Growth in Private Religious Schools
A specialist in private schools with the U.S. Office of Education, Dwight Crum, says of church schools: “Clearly they’re the fastest growing segment in private education today.” The reason given in “The Wall Street Journal” write-up on the subject is that Christian parents “decided that their children weren’t learning enough, and that much of what they were learning conflicted with their religious beliefs.” So, many parents have become fed up with the public schools. One estimate is that there are 5,000 church schools now, and they are still growing.
They stress the basics in education, do away with all the “frills” of the public schools and exercise strict discipline in their small classes, where individual attention is given to the students.
In some states there is controversy over state and federal regulations, especially over state approval of teachers and schools.
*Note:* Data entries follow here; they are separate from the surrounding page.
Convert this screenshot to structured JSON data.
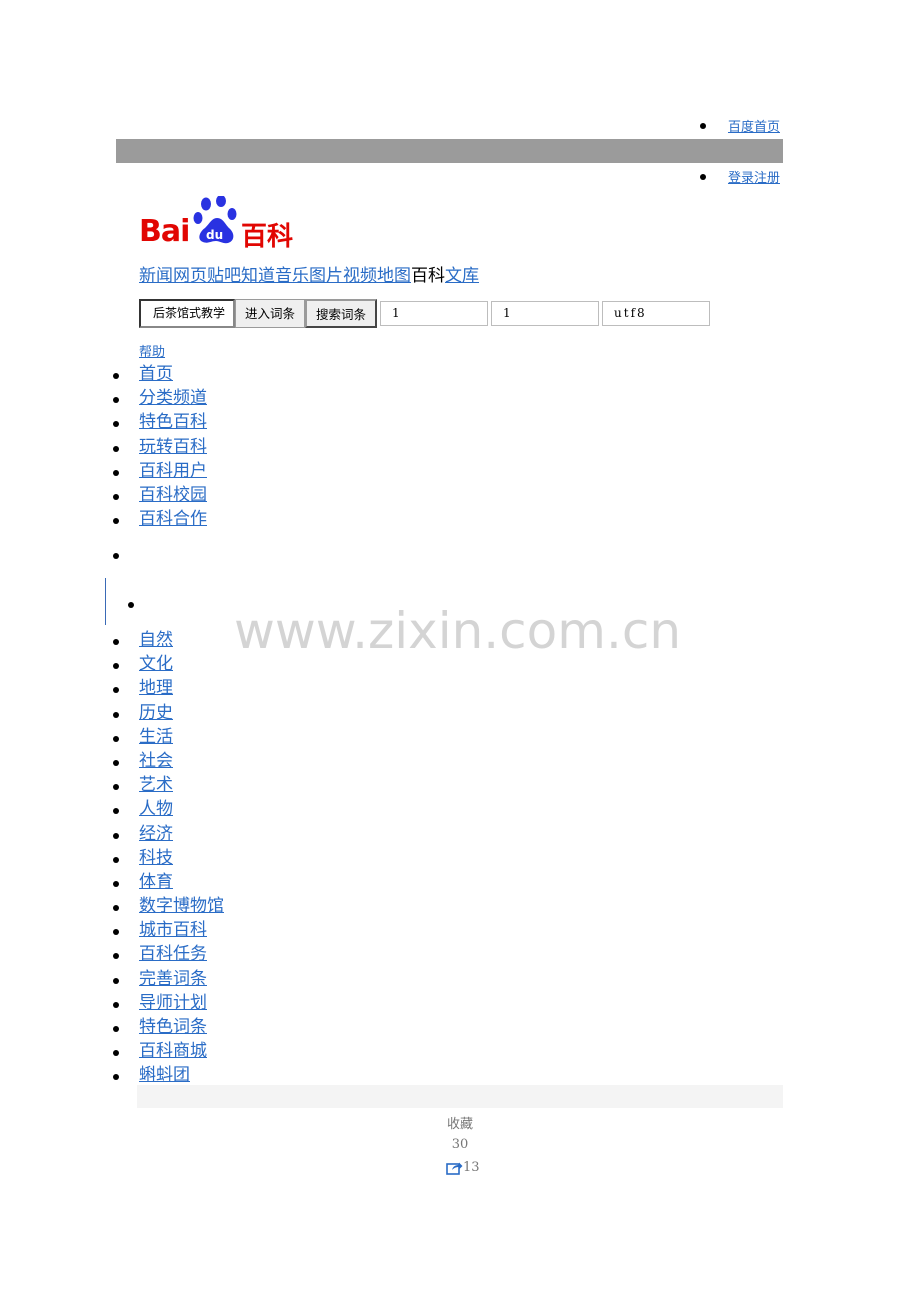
{
  "top_links": {
    "home": "百度首页",
    "login": "登录注册"
  },
  "logo": {
    "brand": "Bai",
    "du": "du",
    "product": "百科"
  },
  "product_nav": [
    {
      "label": "新闻",
      "current": false
    },
    {
      "label": "网页",
      "current": false
    },
    {
      "label": "贴吧",
      "current": false
    },
    {
      "label": "知道",
      "current": false
    },
    {
      "label": "音乐",
      "current": false
    },
    {
      "label": "图片",
      "current": false
    },
    {
      "label": "视频",
      "current": false
    },
    {
      "label": "地图",
      "current": false
    },
    {
      "label": "百科",
      "current": true
    },
    {
      "label": "文库",
      "current": false
    }
  ],
  "search": {
    "query": "后茶馆式教学",
    "enter_button": "进入词条",
    "search_button": "搜索词条",
    "field1": "1",
    "field2": "1",
    "field3": "utf8"
  },
  "help": "帮助",
  "main_nav": [
    "首页",
    "分类频道",
    "特色百科",
    "玩转百科",
    "百科用户",
    "百科校园",
    "百科合作"
  ],
  "categories": [
    "自然",
    "文化",
    "地理",
    "历史",
    "生活",
    "社会",
    "艺术",
    "人物",
    "经济",
    "科技",
    "体育",
    "数字博物馆",
    "城市百科",
    "百科任务",
    "完善词条",
    "导师计划",
    "特色词条",
    "百科商城",
    "蝌蚪团"
  ],
  "watermark": "www.zixin.com.cn",
  "stats": {
    "collect_label": "收藏",
    "collect_count": "30",
    "share_count": "13"
  },
  "colors": {
    "link": "#2a6cc6",
    "brand_red": "#e10602",
    "gray_bar": "#9b9b9b"
  }
}
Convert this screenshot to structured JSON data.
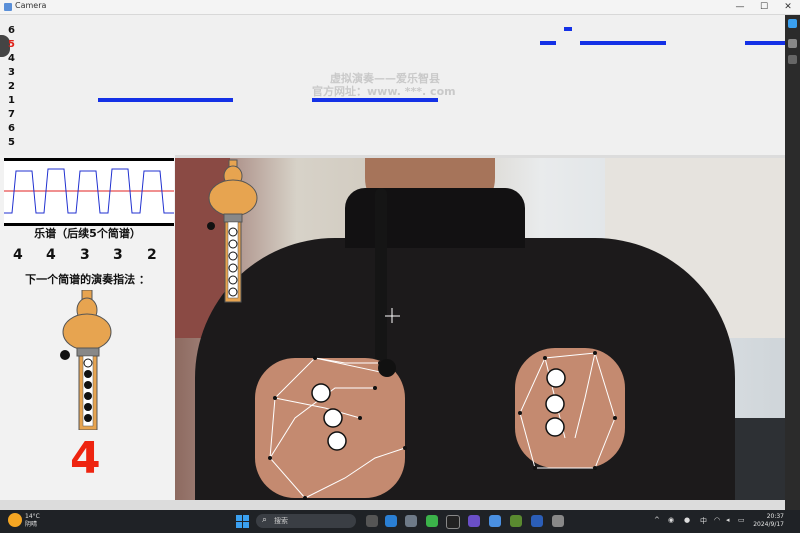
{
  "window": {
    "title": "Camera",
    "minimize": "—",
    "maximize": "☐",
    "close": "✕"
  },
  "piano_roll": {
    "pitches": [
      "6",
      "5",
      "4",
      "3",
      "2",
      "1",
      "7",
      "6",
      "5"
    ],
    "active_pitch_index": 1,
    "watermark_line1": "虚拟演奏——爱乐智县",
    "watermark_line2": "官方网址：www. ***. com",
    "note_color": "#1431e6"
  },
  "score": {
    "title": "乐谱（后续5个简谱）",
    "notes": [
      "4",
      "4",
      "3",
      "3",
      "2"
    ],
    "fingering_title": "下一个简谱的演奏指法 ：",
    "next_note": "4",
    "next_note_color": "#ee2410"
  },
  "taskbar": {
    "weather_temp": "14°C",
    "weather_desc": "阴晴",
    "search_placeholder": "搜索",
    "ime": "中",
    "time": "20:37",
    "date": "2024/9/17"
  }
}
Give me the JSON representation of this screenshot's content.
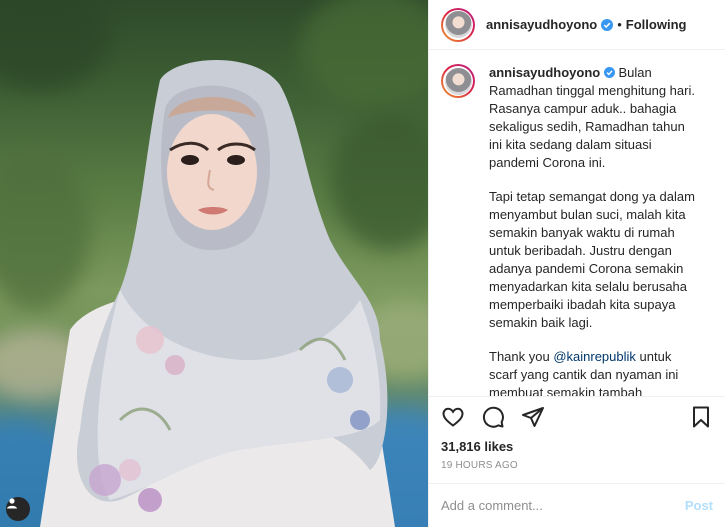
{
  "photo": {
    "alt_icon": "user-tag-icon"
  },
  "header": {
    "username": "annisayudhoyono",
    "separator": "•",
    "follow_state": "Following",
    "verified_icon": "verified-badge-icon"
  },
  "caption": {
    "username": "annisayudhoyono",
    "paragraphs": [
      "Bulan Ramadhan tinggal menghitung hari. Rasanya campur aduk.. bahagia sekaligus sedih, Ramadhan tahun ini kita sedang dalam situasi pandemi Corona ini.",
      "Tapi tetap semangat dong ya dalam menyambut bulan suci, malah kita semakin banyak waktu di rumah untuk beribadah. Justru dengan adanya pandemi Corona semakin menyadarkan kita selalu berusaha memperbaiki ibadah kita supaya semakin baik lagi."
    ],
    "para3_prefix": "Thank you ",
    "para3_mention": "@kainrepublik",
    "para3_suffix": " untuk scarf yang cantik dan nyaman ini membuat semakin tambah semangat menyambut bulan suci, oh ya scarf"
  },
  "actions": {
    "like_icon": "heart-icon",
    "comment_icon": "comment-icon",
    "share_icon": "share-icon",
    "save_icon": "bookmark-icon"
  },
  "likes": "31,816 likes",
  "timestamp": "19 HOURS AGO",
  "comment": {
    "placeholder": "Add a comment...",
    "post_label": "Post"
  },
  "colors": {
    "link": "#00376b",
    "verified": "#3897f0",
    "post_disabled": "#b2dffc",
    "muted": "#8e8e8e"
  }
}
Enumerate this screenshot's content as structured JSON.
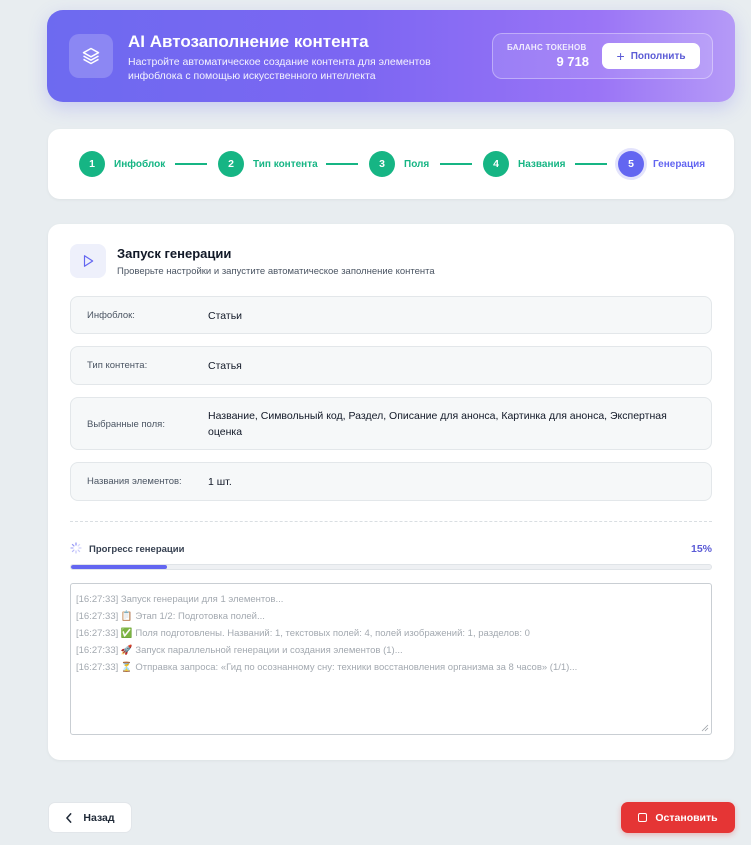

In many states, however, officials are avoiding the clash, feeling that they have enough problems in their own public schools. Florida is one such state—which now has an estimated 300 church schools.
“‘I don’t think what we’re doing is an abdication of responsibility,’ says Ralph Turlington, Florida’s commissioner of education. ‘We’re not in a position to talk about somebody else’s standards until we get the public schools in order. How do we have the nerve to call the kettle black?’”